In the 9th century Norway consisted of a number of small kingdoms. Harald Fairhair gathered the small kingdoms into one and in 872 with the battle of Hafrsfjord, he had established the country as one unit.
The Viking age (8th to 11th centuries) was one of national unification and expansion. The Norwegian royal line died out in 1387, and the country entered a long period as the weaker part of a union with Denmark. With the forced introduction of Protestantism in 1537, Norway lost the steady stream of pilgrims to the relics of Saint Olav at the Nidaros shrine. With them, ironically, went much of the contact with the cultural and economical life of the rest of Europe. In light of national romanticism during the 19th century, this period was by some called the "400-year night".
After Denmark-Norway sided with Napoleon in the Napoleonic Wars, Norway was ceded to the king of Sweden in 1814. However, Norway declared her independence, adopted her own constitution and elected the Danish prince Christian Fredrik as king on 17 May 1814. Norway was forced into a personal union with Sweden, but kept its liberal constitution and independent institutions, except for the foreign service. Growing Norwegian dissatisfaction with the union during the late 19th century spawned its dissolution 7 June 1905. The Norwegian government offered the throne of Norway to Danish Prince Carl. After a plebiscite confirming the monarchy, the Parliament unanimously elected him king. He took the name of Haakon VII, after the medieval kings of independent Norway.
Norway was a neutral country during World War I. Norway also attempted to claim neutrality during World War II, but was invaded by German forces on the 9th of April 1940 (Operation Weserübung). The Allies also had plans to operate from Norway, in order to take advantage of her strategically important Atlantic coast. Armed resistance in Norway went on for two months, but the King and government continued the fight from exile in Britain. On the day of the invasion, the collaborative leader of the small National-Socialist party Nasjonal Samling – Vidkun Quisling – tried to seize power, but was forced by the German occupiers to step aside. Real power was wielded by the leader of the German occupation authority, Reichskommissar Josef Terboven. Quisling, as minister president, later formed a government under German control.
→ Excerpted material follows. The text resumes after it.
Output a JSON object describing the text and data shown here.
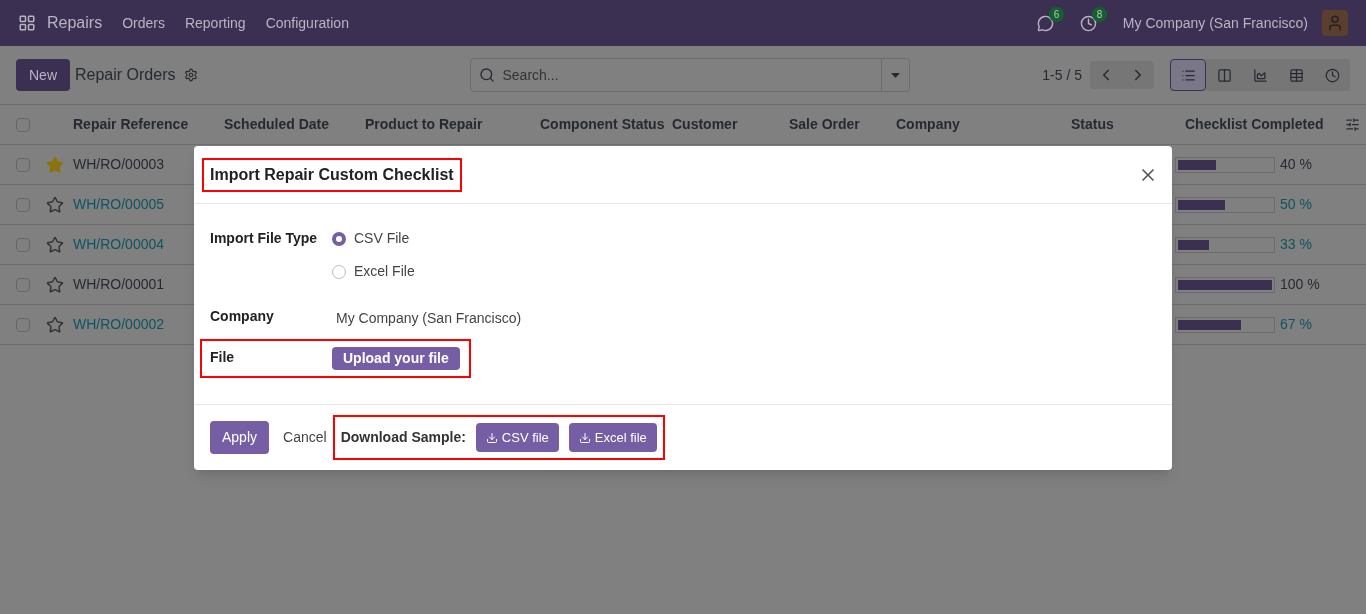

In 1944, the Germans evacuated the provinces of Finnmark and northern Troms, using a scorched earth tactic. The Red Army moved in shortly after, and peacefully returned the area to Norwegian control after the war, despite President Roosevelt having offered them parts of northern Norway. The Germans in Norway surrendered on 8 May 1945.
The occupation during World War II made Norwegians generally more skeptical of the concept of neutrality. They turned instead to collective security. Norway was one of the signatories of the North Atlantic Treaty in 1949 and was a founding member of the United Nations, providing its first secretary general – Trygve Lie. Norway has twice voted against joining the European Union (in 1972 and 1994), but is associated with the EU via the European Economic Area.